Those tensions came to a head Tuesday when, during a televised CNN town hall, Trump said that he no longer intends to uphold a pledge he signed last fall to support the eventual GOP nominee if he is not the winner. Party leaders fear that a third-party run by Trump would rip the GOP apart and sweep the Democratic nominee into office.
“No, I don’t anymore,” Trump told CNN’s Anderson Cooper when asked whether he stood by the pledge. Instead, he said, he will wait to see who emerges as the party’s standard-bearer.
“I have been treated very unfairly,” Trump added later.
Trump’s meeting with the RNC on Thursday — which was not publicly disclosed before it occurred — and his subsequent tweet seemed organized to show that the two sides are working together despite Trump's criticism of party leadership.
Trump told Fox News that the meeting with the RNC was productive during a pre-taped appearance on The O’Reilly Factor, and called the party officials “very good people.”
“They are very good people, very actually terrific meeting I think. It’s really a unity meeting,” he said, according to an advance transcript of the interview, which will air in full Thursday evening. “I get along with people, I get along with people very well. We had a very good meeting with the RNC.”
But even though the RNC appears intent upon smoothing things over with Trump, establishment leaders such as 2012 GOP nominee Mitt Romney have continued to question the authenticity of Trump’s conservative principles and have voiced fears that he will irreparably damage the party’s brand. In Wisconsin, which will hold its primary Tuesday, conservative leaders have rallied behind Sen. Ted Cruz (R-Tex.) in hopes of stopping Trump from adding to his delegate lead.
Trump has dismissed attacks on his conservative bona fides and temperament, holding up his many victories in nominating contests throughout the country to show that he is what voters want.
“I’m the front-runner by a lot. I’m beating Ted Cruz by millions of votes,” he said. “This was not going to happen with the Republican Party.

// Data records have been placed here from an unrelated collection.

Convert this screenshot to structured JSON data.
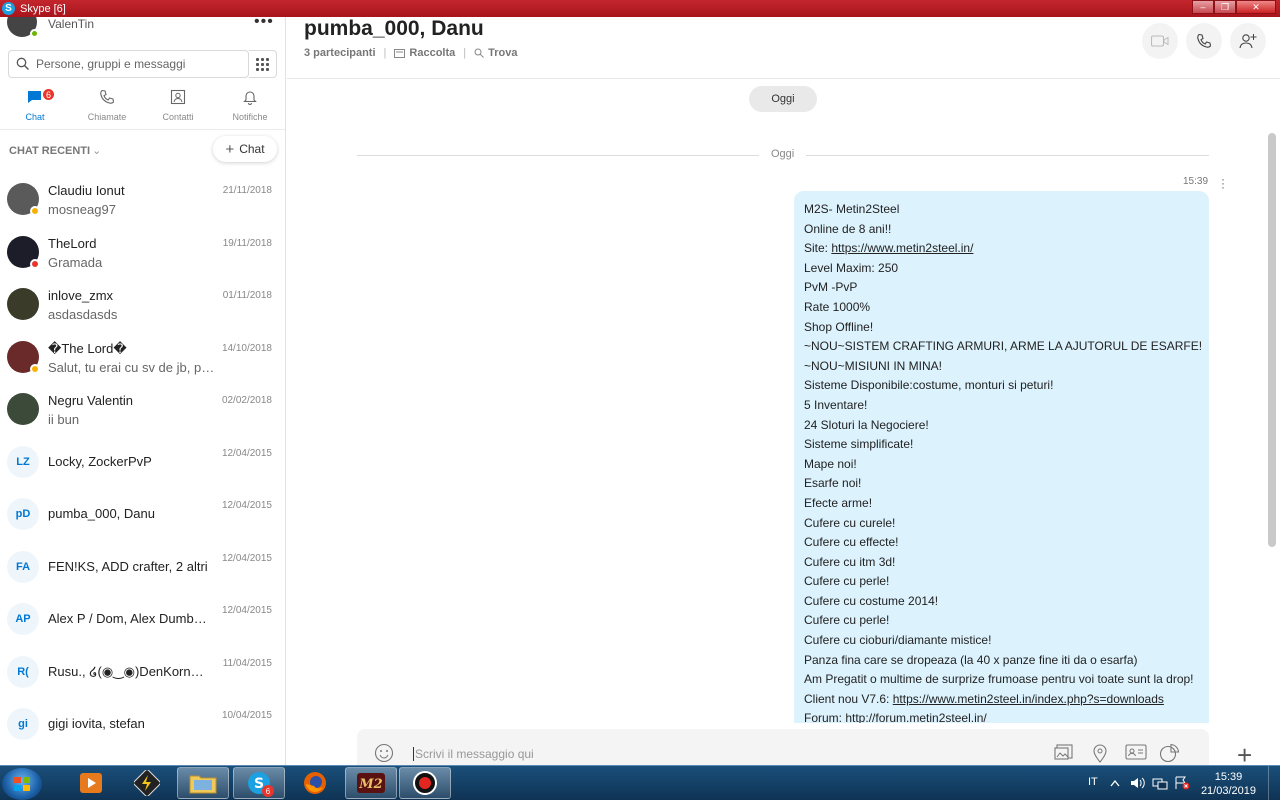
{
  "window": {
    "title": "Skype [6]",
    "app_icon_letter": "S"
  },
  "profile": {
    "name": "ValenTin"
  },
  "search": {
    "placeholder": "Persone, gruppi e messaggi"
  },
  "nav": {
    "chat": {
      "label": "Chat",
      "badge": "6"
    },
    "calls": {
      "label": "Chiamate"
    },
    "contacts": {
      "label": "Contatti"
    },
    "notifications": {
      "label": "Notifiche"
    }
  },
  "recent": {
    "header": "CHAT RECENTI",
    "new_chat_label": "Chat"
  },
  "chats": [
    {
      "name": "Claudiu Ionut",
      "message": "mosneag97",
      "date": "21/11/2018",
      "avatar_color": "#5a5a5a",
      "status_color": "#f8b100"
    },
    {
      "name": "TheLord",
      "message": "Gramada",
      "date": "19/11/2018",
      "avatar_color": "#1d1d2a",
      "status_color": "#e8362c"
    },
    {
      "name": "inlove_zmx",
      "message": "asdasdasds",
      "date": "01/11/2018",
      "avatar_color": "#3b3b2a"
    },
    {
      "name": "�The Lord�",
      "message": "Salut, tu erai cu sv de jb, pa...",
      "date": "14/10/2018",
      "avatar_color": "#6b2a2a",
      "status_color": "#f8b100"
    },
    {
      "name": "Negru Valentin",
      "message": "ii bun",
      "date": "02/02/2018",
      "avatar_color": "#3c4a3a"
    },
    {
      "name": "Locky, ZockerPvP",
      "date": "12/04/2015",
      "initials": "LZ"
    },
    {
      "name": "pumba_000, Danu",
      "date": "12/04/2015",
      "initials": "pD"
    },
    {
      "name": "FEN!KS, ADD crafter, 2 altri",
      "date": "12/04/2015",
      "initials": "FA"
    },
    {
      "name": "Alex P / Dom, Alex Dumbrav...",
      "date": "12/04/2015",
      "initials": "AP"
    },
    {
      "name": "Rusu., ໒(◉‿◉)DenKorner#Yo...",
      "date": "11/04/2015",
      "initials": "R("
    },
    {
      "name": "gigi iovita, stefan",
      "date": "10/04/2015",
      "initials": "gi"
    }
  ],
  "conversation": {
    "title": "pumba_000, Danu",
    "participants": "3 partecipanti",
    "gallery": "Raccolta",
    "find": "Trova",
    "day_pill": "Oggi",
    "day_separator": "Oggi",
    "message_time": "15:39",
    "message_lines": [
      "M2S- Metin2Steel",
      "Online de 8 ani!!",
      "Site: ",
      "Level Maxim: 250",
      "PvM -PvP",
      "Rate 1000%",
      "Shop Offline!",
      "~NOU~SISTEM CRAFTING ARMURI, ARME LA AJUTORUL DE ESARFE!",
      "~NOU~MISIUNI IN MINA!",
      "Sisteme Disponibile:costume, monturi si peturi!",
      "5 Inventare!",
      "24 Sloturi la Negociere!",
      "Sisteme simplificate!",
      "Mape noi!",
      "Esarfe noi!",
      "Efecte arme!",
      "Cufere cu curele!",
      "Cufere cu effecte!",
      "Cufere cu itm 3d!",
      "Cufere cu perle!",
      "Cufere cu costume 2014!",
      "Cufere cu perle!",
      "Cufere cu cioburi/diamante mistice!",
      "Panza fina care se dropeaza (la 40 x panze fine iti da o esarfa)",
      "Am Pregatit o multime de surprize frumoase pentru voi toate sunt la drop!",
      "Client nou V7.6: ",
      "Forum: http://forum.metin2steel.in/"
    ],
    "site_link": "https://www.metin2steel.in/",
    "client_link": "https://www.metin2steel.in/index.php?s=downloads",
    "composer_placeholder": "Scrivi il messaggio qui"
  },
  "taskbar": {
    "language": "IT",
    "time": "15:39",
    "date": "21/03/2019",
    "skype_badge": "6",
    "colors": {
      "start": "#1b5fa6",
      "taskbar": "#0f3354"
    }
  },
  "colors": {
    "accent": "#0078d4",
    "bubble": "#dcf2fd",
    "titlebar": "#c4262d"
  }
}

People who have never voted before, Democrats and independents are pouring in and voting for me.”
Trump also met with several foreign policy advisers while in Washington — a team whose members he has not fully disclosed, but which he said will be unveiled Friday. The meeting, according to his campaign, took place at the Old Post Office Pavilion, which the billionaire is transforming into a Trump-branded hotel.
The real estate mogul has come under fire for refusing to take the use of nuclear weapons off the table as a component of military confrontations. He further raised eyebrows when he suggested that countries like Japan and South Korea may be justified in pursuing the development of their own nuclear weapons in service of their own defense, for which he says the United States bears a disproportionate burden.

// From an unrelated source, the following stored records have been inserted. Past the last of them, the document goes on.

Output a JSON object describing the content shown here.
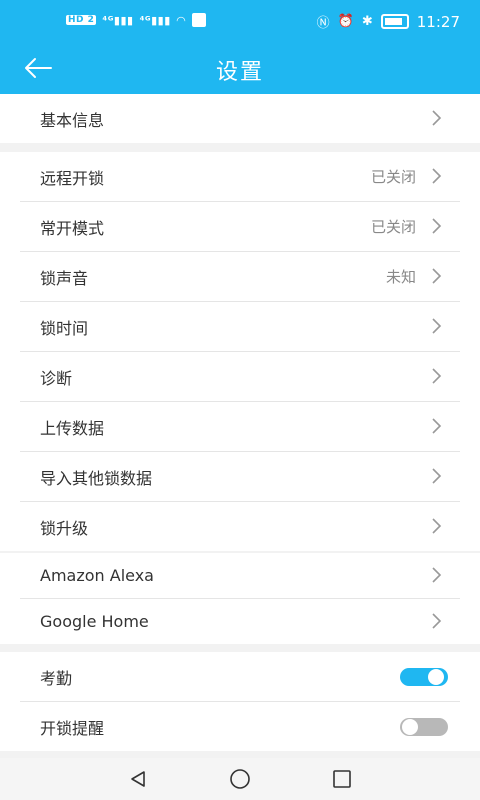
{
  "status_bar": {
    "left": [
      "HD 2",
      "4G",
      "4G",
      "wifi",
      "app"
    ],
    "time": "11:27",
    "icons": [
      "nfc-icon",
      "alarm-icon",
      "bluetooth-icon",
      "battery-icon"
    ]
  },
  "header": {
    "title": "设置",
    "back_icon": "arrow-left-icon"
  },
  "groups": [
    {
      "items": [
        {
          "label": "基本信息",
          "value": ""
        }
      ]
    },
    {
      "items": [
        {
          "label": "远程开锁",
          "value": "已关闭"
        },
        {
          "label": "常开模式",
          "value": "已关闭"
        },
        {
          "label": "锁声音",
          "value": "未知"
        },
        {
          "label": "锁时间",
          "value": ""
        },
        {
          "label": "诊断",
          "value": ""
        },
        {
          "label": "上传数据",
          "value": ""
        },
        {
          "label": "导入其他锁数据",
          "value": ""
        },
        {
          "label": "锁升级",
          "value": ""
        }
      ]
    },
    {
      "items": [
        {
          "label": "Amazon Alexa",
          "value": ""
        },
        {
          "label": "Google Home",
          "value": ""
        }
      ]
    },
    {
      "items": [
        {
          "label": "考勤",
          "toggle": "on"
        },
        {
          "label": "开锁提醒",
          "toggle": "off"
        }
      ]
    }
  ],
  "colors": {
    "accent": "#1fb7f1",
    "background": "#f2f2f2",
    "toggle_off": "#b8b8b8"
  },
  "nav": [
    "back-triangle-icon",
    "home-circle-icon",
    "recents-square-icon"
  ]
}
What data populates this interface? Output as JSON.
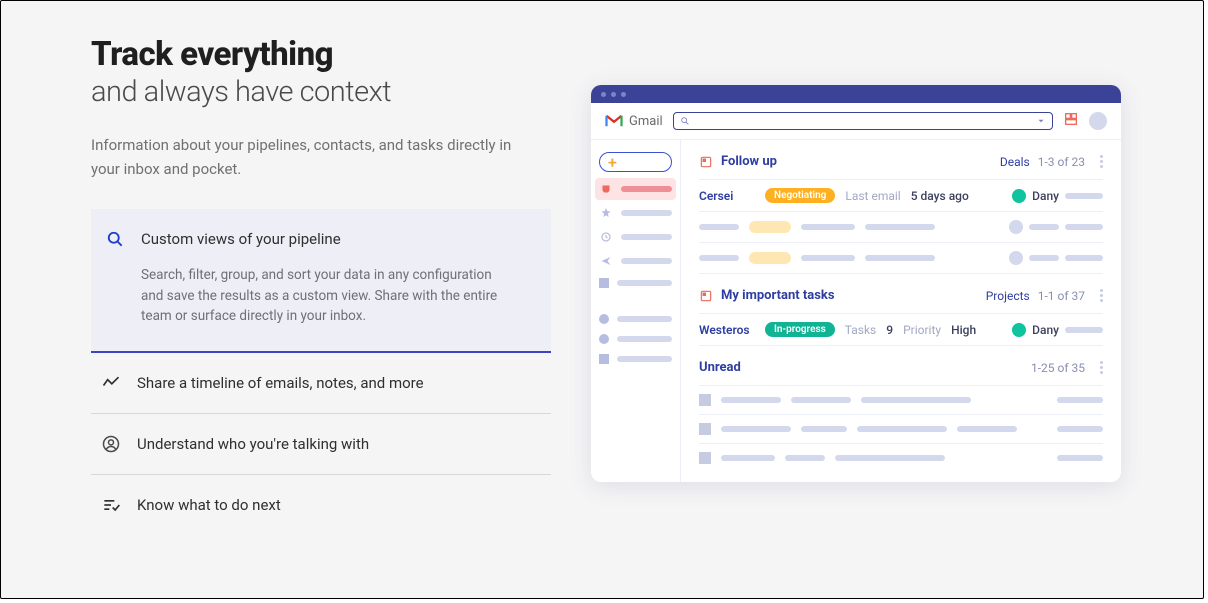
{
  "headline": "Track everything",
  "subheadline": "and always have context",
  "lede": "Information about your pipelines, contacts, and tasks directly in your inbox and pocket.",
  "features": {
    "pipeline": {
      "title": "Custom views of your pipeline",
      "body": "Search, filter, group, and sort your data in any configuration and save the results as a custom view. Share with the entire team or surface directly in your inbox."
    },
    "timeline": {
      "title": "Share a timeline of emails, notes, and more"
    },
    "understand": {
      "title": "Understand who you're talking with"
    },
    "todo": {
      "title": "Know what to do next"
    }
  },
  "app": {
    "product": "Gmail",
    "sections": {
      "follow_up": {
        "title": "Follow up",
        "scope": "Deals",
        "range": "1-3 of 23",
        "rows": [
          {
            "name": "Cersei",
            "badge": "Negotiating",
            "label": "Last email",
            "value": "5 days ago",
            "assignee": "Dany"
          }
        ]
      },
      "tasks": {
        "title": "My important tasks",
        "scope": "Projects",
        "range": "1-1 of 37",
        "rows": [
          {
            "name": "Westeros",
            "badge": "In-progress",
            "label1": "Tasks",
            "value1": "9",
            "label2": "Priority",
            "value2": "High",
            "assignee": "Dany"
          }
        ]
      },
      "unread": {
        "title": "Unread",
        "range": "1-25 of 35"
      }
    }
  }
}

He told Fox News Thursday that his foreign policy advisers agreed with him on nuclear power and on his calls to reconfigure NATO, which he said last week is "obsolete."

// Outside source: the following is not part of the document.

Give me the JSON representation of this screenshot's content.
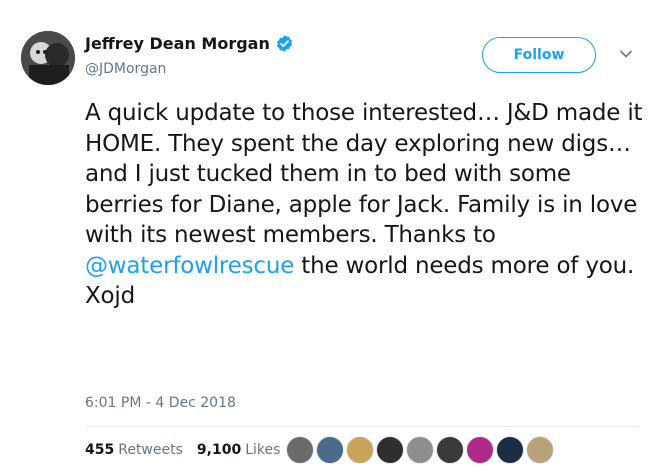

“A number of them commented that what I said was absolutely correct as to nuclear,” Trump said. “They also felt I was right as to NATO because we are paying a disproportionate share of NATO and NATO is largely obsolete. It’s got to be restructured and it’s got to be changed and other countries have to pay some of the bills.”